**Provided data:**
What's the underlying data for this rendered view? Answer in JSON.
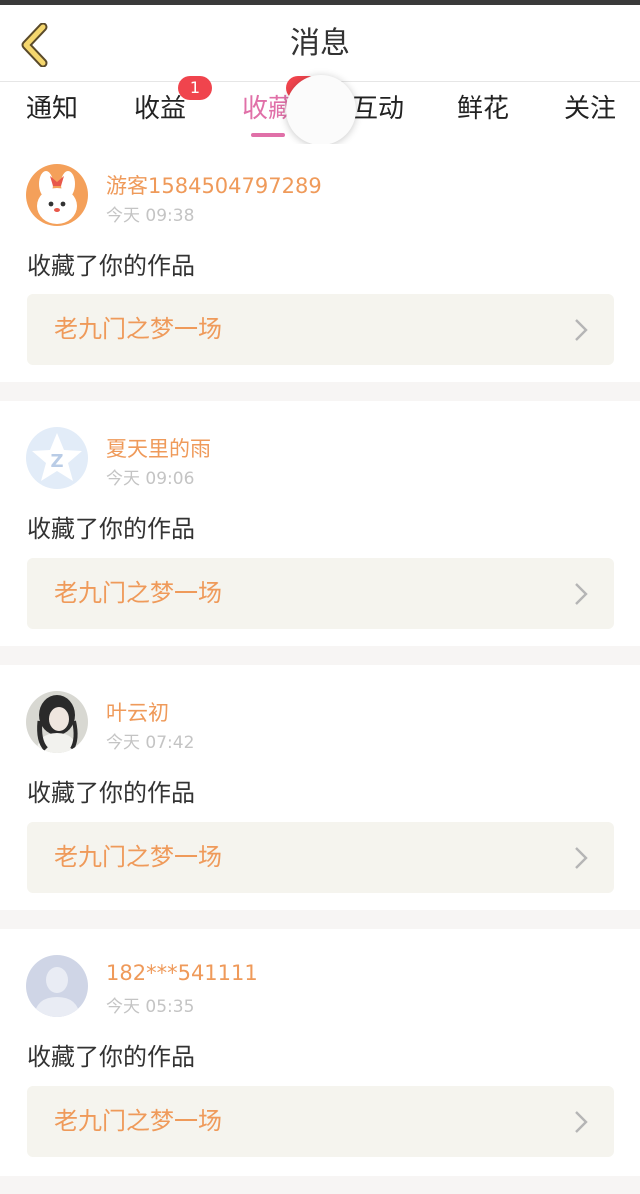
{
  "header": {
    "title": "消息",
    "back_icon": "chevron-left-icon"
  },
  "tabs": [
    {
      "label": "通知"
    },
    {
      "label": "收益",
      "badge": "1"
    },
    {
      "label": "收藏",
      "active": true
    },
    {
      "label": "互动"
    },
    {
      "label": "鲜花"
    },
    {
      "label": "关注"
    }
  ],
  "colors": {
    "accent": "#e070a8",
    "name": "#ef9a5a",
    "badge": "#f0444d"
  },
  "messages": [
    {
      "user": "游客1584504797289",
      "time": "今天 09:38",
      "action": "收藏了你的作品",
      "work": "老九门之梦一场",
      "avatar": "bunny-avatar"
    },
    {
      "user": "夏天里的雨",
      "time": "今天 09:06",
      "action": "收藏了你的作品",
      "work": "老九门之梦一场",
      "avatar": "qq-star-avatar"
    },
    {
      "user": "叶云初",
      "time": "今天 07:42",
      "action": "收藏了你的作品",
      "work": "老九门之梦一场",
      "avatar": "girl-avatar"
    },
    {
      "user": "182***541111",
      "time": "今天 05:35",
      "action": "收藏了你的作品",
      "work": "老九门之梦一场",
      "avatar": "default-person-avatar"
    }
  ]
}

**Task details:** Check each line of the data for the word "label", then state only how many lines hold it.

**Problem solution:** 6